Remain Calm has great ideas, but none are executed in the right ways. Mica Levi and Oliver Coates had the right mindset, but perhaps they can reconvene in the future to make something that's more substantial and has direction. Remain Calm just feels like a mess.
Favorite Track: Barok Main
Least Favorite Tracks: Interludes, County H
Rating: 43 / 100
2016 hasn't had enough weird yet. Melt Yourself Down is here to take care of that, with their newest album Last Evenings On Earth full of crushing bass combined with North African beats and jazzy spirals.
Right off the bat, we get some Lightning Bolt vibes with heavily distorted bass in 'Dot To Dot'. The song features frantic and tribal saxophones over a threatening beat paired with subtle electronics and huge demanding vocals. The wild saxophones run amok all over this record; 'Listen Out' and 'Body Parts' featuring prominent use of the instrument. Pete Wareham really outdid himself - the brass section on this album is killer. Vocalist Kushal Gaya lends his voice in a strong way. A lot of the vocal performances on the record sound bewildered and entranced, as if the music was backing some sort of ritual. Some of the lyrics are near nonsensical, at that, too. I'm not quite sure what language 'Yazzan Dayra' is written in (if it isn't gibberish). 'Big Children (Gran Zanfran)' sounds like French to me, but don't quote me. The vocals are as diverse as being sung in different languages! The percussion features a lot of tribal beats and even steel drums and bongos to add color and authenticity; 'Bharat Mata' and 'The God Of You' make good use of the North African vibes in the percussion. There are subtle electronics hidden throughout the track, except for standout track 'Jump The Fire', where electronics are brought to the forefront of the track. The electronic sound actually lends itself really well to the brooding and bouncy instrumentation of the song. It's probably the most normal sounding song on the record, which is saying something as it's still a pretty weird song!
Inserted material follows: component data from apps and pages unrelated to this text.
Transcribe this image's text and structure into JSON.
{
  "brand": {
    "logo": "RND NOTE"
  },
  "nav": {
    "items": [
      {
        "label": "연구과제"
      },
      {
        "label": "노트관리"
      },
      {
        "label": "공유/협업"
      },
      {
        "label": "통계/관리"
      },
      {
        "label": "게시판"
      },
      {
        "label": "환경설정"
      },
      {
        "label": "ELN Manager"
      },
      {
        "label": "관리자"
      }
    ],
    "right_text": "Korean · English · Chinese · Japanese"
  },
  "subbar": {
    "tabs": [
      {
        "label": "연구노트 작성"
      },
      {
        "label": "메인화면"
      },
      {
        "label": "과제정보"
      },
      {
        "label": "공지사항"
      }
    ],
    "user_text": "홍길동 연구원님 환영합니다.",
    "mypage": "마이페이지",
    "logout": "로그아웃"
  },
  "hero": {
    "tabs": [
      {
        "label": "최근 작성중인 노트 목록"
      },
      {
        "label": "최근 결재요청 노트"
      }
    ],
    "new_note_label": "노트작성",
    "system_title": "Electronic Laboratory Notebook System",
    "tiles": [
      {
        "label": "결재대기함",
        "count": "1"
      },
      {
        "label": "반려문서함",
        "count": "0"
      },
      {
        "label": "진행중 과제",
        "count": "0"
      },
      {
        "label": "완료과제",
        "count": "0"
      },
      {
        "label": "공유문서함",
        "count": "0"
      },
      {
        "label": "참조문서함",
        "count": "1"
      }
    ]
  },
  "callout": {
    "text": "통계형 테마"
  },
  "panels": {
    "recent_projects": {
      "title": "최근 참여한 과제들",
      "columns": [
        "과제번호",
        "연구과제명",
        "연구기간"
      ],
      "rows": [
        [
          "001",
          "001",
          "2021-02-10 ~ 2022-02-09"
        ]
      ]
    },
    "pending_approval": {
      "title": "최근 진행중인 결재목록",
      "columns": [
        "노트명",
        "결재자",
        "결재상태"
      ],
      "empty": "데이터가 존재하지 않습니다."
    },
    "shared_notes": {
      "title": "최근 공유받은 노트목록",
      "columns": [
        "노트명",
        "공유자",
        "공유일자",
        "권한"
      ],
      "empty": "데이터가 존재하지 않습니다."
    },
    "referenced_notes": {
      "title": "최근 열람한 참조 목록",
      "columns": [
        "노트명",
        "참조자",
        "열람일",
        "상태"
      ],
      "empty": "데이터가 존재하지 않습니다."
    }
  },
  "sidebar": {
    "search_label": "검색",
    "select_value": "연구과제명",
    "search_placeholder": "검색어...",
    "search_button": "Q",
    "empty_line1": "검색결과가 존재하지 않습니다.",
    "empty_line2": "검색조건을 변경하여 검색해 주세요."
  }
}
Melt Yourself Down is pretty crazy. Their avant-garde jazz/tribal fusion is something that no one has ever quite heard before. Grand instrumentation fused with thick tribal beats and fat brasses give the album an interesting and unique sound that has much space for growth and forming a niche. The album does go a tad overboard with how fanatic it is, but that's part of doing something like this. There's no art without a little insanity.
Favorite Tracks: Jump The Fire, Dot To Dot
Least Favorite Track: Listen Out